Go through the material below and please tally the lines that hold the word "name"; the number alone is the answer.

===============

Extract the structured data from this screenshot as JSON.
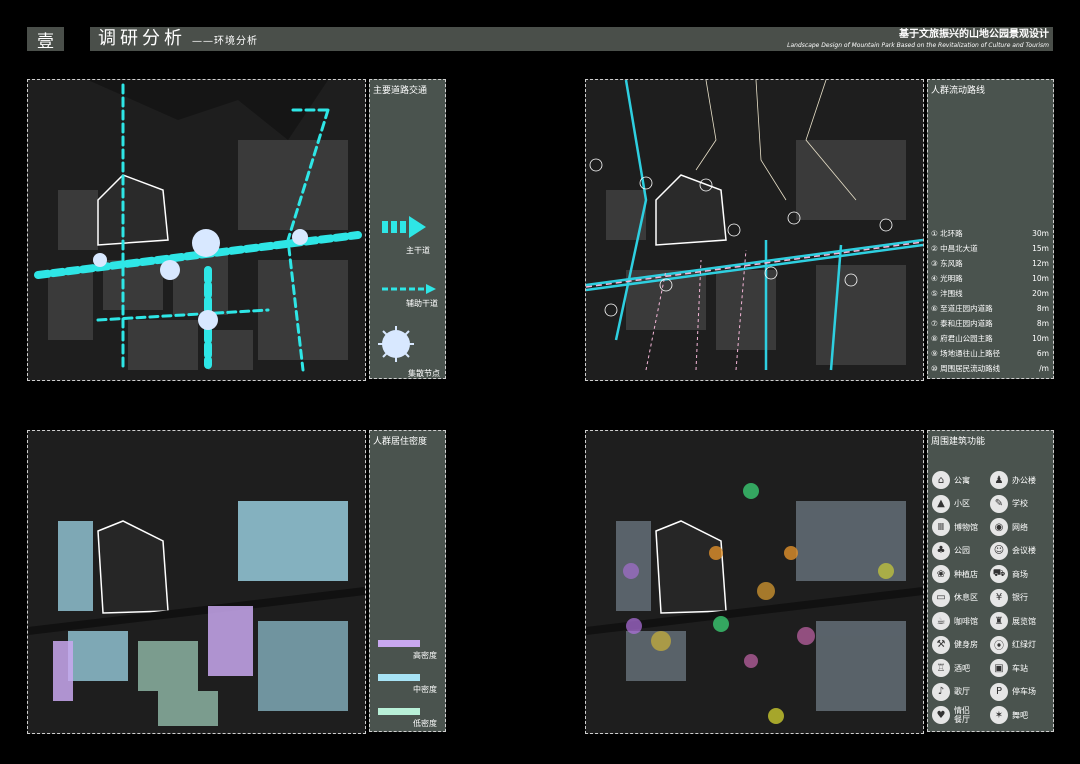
{
  "header": {
    "section_num": "壹",
    "title": "调研分析",
    "subtitle": "——环境分析",
    "cn_project": "基于文旅振兴的山地公园景观设计",
    "en_project": "Landscape Design of Mountain Park Based on the Revitalization of Culture and Tourism"
  },
  "panel_traffic": {
    "title": "主要道路交通",
    "legend": {
      "main_road": "主干道",
      "aux_road": "辅助干道",
      "node": "集散节点"
    }
  },
  "panel_flow": {
    "title": "人群流动路线",
    "roads": [
      {
        "name": "① 北环路",
        "width": "30m"
      },
      {
        "name": "② 中昌北大道",
        "width": "15m"
      },
      {
        "name": "③ 东风路",
        "width": "12m"
      },
      {
        "name": "④ 光明路",
        "width": "10m"
      },
      {
        "name": "⑤ 沣围线",
        "width": "20m"
      },
      {
        "name": "⑥ 至道庄园内道路",
        "width": "8m"
      },
      {
        "name": "⑦ 泰和庄园内道路",
        "width": "8m"
      },
      {
        "name": "⑧ 府君山公园主路",
        "width": "10m"
      },
      {
        "name": "⑨ 场地通往山上路径",
        "width": "6m"
      },
      {
        "name": "⑩ 周围居民流动路线",
        "width": "/m"
      }
    ]
  },
  "panel_density": {
    "title": "人群居住密度",
    "levels": [
      {
        "label": "高密度",
        "color": "#c9a8f0"
      },
      {
        "label": "中密度",
        "color": "#a7e3f5"
      },
      {
        "label": "低密度",
        "color": "#b9f0d8"
      }
    ]
  },
  "panel_function": {
    "title": "周围建筑功能",
    "items": [
      {
        "label": "公寓",
        "icon": "apartment-icon",
        "glyph": "⌂"
      },
      {
        "label": "办公楼",
        "icon": "office-icon",
        "glyph": "♟"
      },
      {
        "label": "小区",
        "icon": "community-icon",
        "glyph": "▲"
      },
      {
        "label": "学校",
        "icon": "school-icon",
        "glyph": "✎"
      },
      {
        "label": "博物馆",
        "icon": "museum-icon",
        "glyph": "Ⅲ"
      },
      {
        "label": "网络",
        "icon": "network-icon",
        "glyph": "◉"
      },
      {
        "label": "公园",
        "icon": "park-icon",
        "glyph": "♣"
      },
      {
        "label": "会议楼",
        "icon": "meeting-icon",
        "glyph": "☺"
      },
      {
        "label": "种植店",
        "icon": "plant-shop-icon",
        "glyph": "❀"
      },
      {
        "label": "商场",
        "icon": "mall-icon",
        "glyph": "⛟"
      },
      {
        "label": "休息区",
        "icon": "rest-area-icon",
        "glyph": "▭"
      },
      {
        "label": "银行",
        "icon": "bank-icon",
        "glyph": "¥"
      },
      {
        "label": "咖啡馆",
        "icon": "cafe-icon",
        "glyph": "☕"
      },
      {
        "label": "展览馆",
        "icon": "exhibition-icon",
        "glyph": "♜"
      },
      {
        "label": "健身房",
        "icon": "gym-icon",
        "glyph": "⚒"
      },
      {
        "label": "红绿灯",
        "icon": "traffic-light-icon",
        "glyph": "⦿"
      },
      {
        "label": "酒吧",
        "icon": "bar-icon",
        "glyph": "♖"
      },
      {
        "label": "车站",
        "icon": "station-icon",
        "glyph": "▣"
      },
      {
        "label": "歌厅",
        "icon": "ktv-icon",
        "glyph": "♪"
      },
      {
        "label": "停车场",
        "icon": "parking-icon",
        "glyph": "P"
      },
      {
        "label": "情侣餐厅",
        "icon": "couple-restaurant-icon",
        "glyph": "♥"
      },
      {
        "label": "舞吧",
        "icon": "dance-bar-icon",
        "glyph": "✶"
      }
    ]
  }
}
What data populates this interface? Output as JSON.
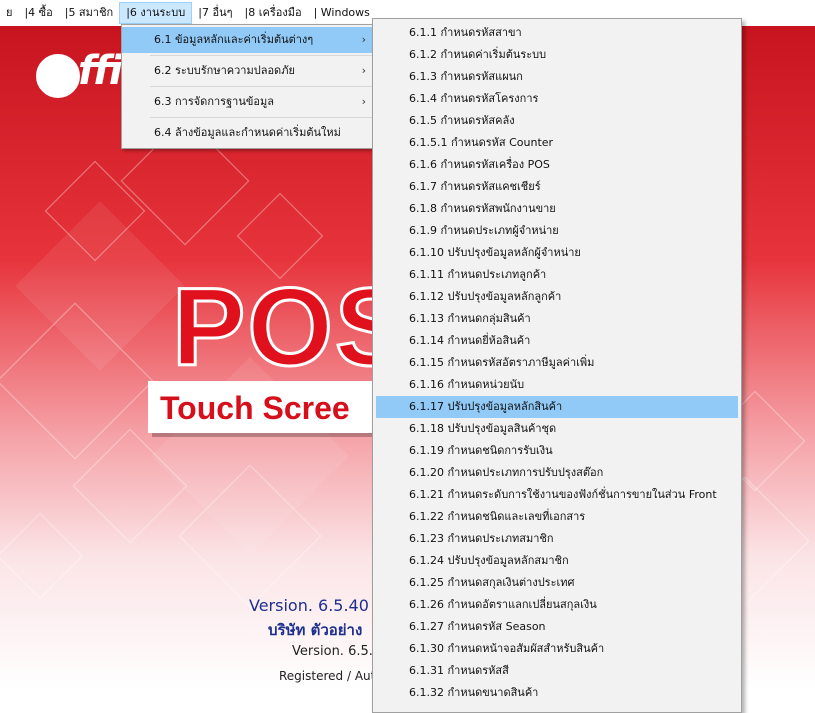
{
  "menubar": {
    "items": [
      {
        "label": "ย"
      },
      {
        "label": "|4 ซื้อ"
      },
      {
        "label": "|5 สมาชิก"
      },
      {
        "label": "|6 งานระบบ"
      },
      {
        "label": "|7 อื่นๆ"
      },
      {
        "label": "|8 เครื่องมือ"
      },
      {
        "label": "| Windows"
      }
    ],
    "active_index": 3
  },
  "splash": {
    "logo_text": "ffi",
    "pos_title": "POS",
    "touch_text": "Touch Scree",
    "version_main": "Version. 6.5.40",
    "company": "บริษัท ตัวอย่าง",
    "version_sub": "Version. 6.5.",
    "registered": "Registered / Aut"
  },
  "menu1": {
    "items": [
      {
        "label": "6.1 ข้อมูลหลักและค่าเริ่มต้นต่างๆ",
        "arrow": "›",
        "highlighted": true
      },
      {
        "label": "6.2 ระบบรักษาความปลอดภัย",
        "arrow": "›"
      },
      {
        "label": "6.3 การจัดการฐานข้อมูล",
        "arrow": "›"
      },
      {
        "label": "6.4 ล้างข้อมูลและกำหนดค่าเริ่มต้นใหม่",
        "arrow": ""
      }
    ]
  },
  "submenu": {
    "items": [
      "6.1.1 กำหนดรหัสสาขา",
      "6.1.2 กำหนดค่าเริ่มต้นระบบ",
      "6.1.3 กำหนดรหัสแผนก",
      "6.1.4 กำหนดรหัสโครงการ",
      "6.1.5 กำหนดรหัสคลัง",
      "6.1.5.1 กำหนดรหัส Counter",
      "6.1.6 กำหนดรหัสเครื่อง POS",
      "6.1.7 กำหนดรหัสแคชเชียร์",
      "6.1.8 กำหนดรหัสพนักงานขาย",
      "6.1.9 กำหนดประเภทผู้จำหน่าย",
      "6.1.10 ปรับปรุงข้อมูลหลักผู้จำหน่าย",
      "6.1.11 กำหนดประเภทลูกค้า",
      "6.1.12 ปรับปรุงข้อมูลหลักลูกค้า",
      "6.1.13 กำหนดกลุ่มสินค้า",
      "6.1.14 กำหนดยี่ห้อสินค้า",
      "6.1.15 กำหนดรหัสอัตราภาษีมูลค่าเพิ่ม",
      "6.1.16 กำหนดหน่วยนับ",
      "6.1.17 ปรับปรุงข้อมูลหลักสินค้า",
      "6.1.18 ปรับปรุงข้อมูลสินค้าชุด",
      "6.1.19 กำหนดชนิดการรับเงิน",
      "6.1.20 กำหนดประเภทการปรับปรุงสต๊อก",
      "6.1.21 กำหนดระดับการใช้งานของฟังก์ชั่นการขายในส่วน Front",
      "6.1.22 กำหนดชนิดและเลขที่เอกสาร",
      "6.1.23 กำหนดประเภทสมาชิก",
      "6.1.24 ปรับปรุงข้อมูลหลักสมาชิก",
      "6.1.25 กำหนดสกุลเงินต่างประเทศ",
      "6.1.26 กำหนดอัตราแลกเปลี่ยนสกุลเงิน",
      "6.1.27 กำหนดรหัส Season",
      "6.1.30 กำหนดหน้าจอสัมผัสสำหรับสินค้า",
      "6.1.31 กำหนดรหัสสี",
      "6.1.32 กำหนดขนาดสินค้า"
    ],
    "highlighted_index": 17
  },
  "colors": {
    "highlight": "#91c9f7",
    "menu_bg": "#f2f2f2",
    "brand_red": "#e0101c",
    "version_blue": "#1d2f8f"
  }
}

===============

Response to the exercise = 10